◆ Activity:
Within the data below, tally the lines that contain "github" and state only the total.

(Beginning of Exercise data)

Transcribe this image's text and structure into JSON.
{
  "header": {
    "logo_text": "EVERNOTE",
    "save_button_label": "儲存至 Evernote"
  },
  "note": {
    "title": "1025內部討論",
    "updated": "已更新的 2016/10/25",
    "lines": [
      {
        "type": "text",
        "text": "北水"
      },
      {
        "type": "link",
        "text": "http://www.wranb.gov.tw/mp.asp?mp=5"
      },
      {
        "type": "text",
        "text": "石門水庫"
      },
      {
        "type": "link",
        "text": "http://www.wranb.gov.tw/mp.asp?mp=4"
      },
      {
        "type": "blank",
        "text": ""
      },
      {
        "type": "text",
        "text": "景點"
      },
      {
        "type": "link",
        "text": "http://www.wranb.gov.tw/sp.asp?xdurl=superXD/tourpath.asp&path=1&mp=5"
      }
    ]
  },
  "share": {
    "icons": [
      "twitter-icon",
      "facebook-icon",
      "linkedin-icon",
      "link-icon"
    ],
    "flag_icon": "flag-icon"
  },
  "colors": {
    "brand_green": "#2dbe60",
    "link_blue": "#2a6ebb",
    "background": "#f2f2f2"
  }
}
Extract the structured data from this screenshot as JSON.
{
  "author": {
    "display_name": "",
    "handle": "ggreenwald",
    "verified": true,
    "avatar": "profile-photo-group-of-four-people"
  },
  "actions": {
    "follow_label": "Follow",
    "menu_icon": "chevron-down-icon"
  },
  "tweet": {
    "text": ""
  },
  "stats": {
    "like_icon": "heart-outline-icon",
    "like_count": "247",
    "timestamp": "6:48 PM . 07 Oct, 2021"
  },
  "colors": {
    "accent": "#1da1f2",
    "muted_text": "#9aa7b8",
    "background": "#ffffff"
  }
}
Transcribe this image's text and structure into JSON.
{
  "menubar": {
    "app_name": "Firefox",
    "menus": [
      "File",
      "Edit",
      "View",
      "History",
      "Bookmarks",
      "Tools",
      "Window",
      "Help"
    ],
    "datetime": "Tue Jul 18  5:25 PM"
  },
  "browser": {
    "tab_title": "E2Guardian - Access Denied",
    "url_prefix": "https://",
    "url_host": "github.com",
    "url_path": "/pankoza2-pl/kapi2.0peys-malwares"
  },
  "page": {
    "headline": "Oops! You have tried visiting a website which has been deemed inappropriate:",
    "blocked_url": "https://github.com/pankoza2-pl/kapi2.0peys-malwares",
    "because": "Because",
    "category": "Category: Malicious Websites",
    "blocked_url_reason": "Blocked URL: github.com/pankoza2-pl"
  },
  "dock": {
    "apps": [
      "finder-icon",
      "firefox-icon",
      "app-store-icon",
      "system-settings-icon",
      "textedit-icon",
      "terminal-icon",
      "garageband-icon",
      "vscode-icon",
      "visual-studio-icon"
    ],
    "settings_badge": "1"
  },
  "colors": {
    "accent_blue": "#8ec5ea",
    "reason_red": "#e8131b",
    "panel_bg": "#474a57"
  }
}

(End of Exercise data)

◆ Response to the exercise:
3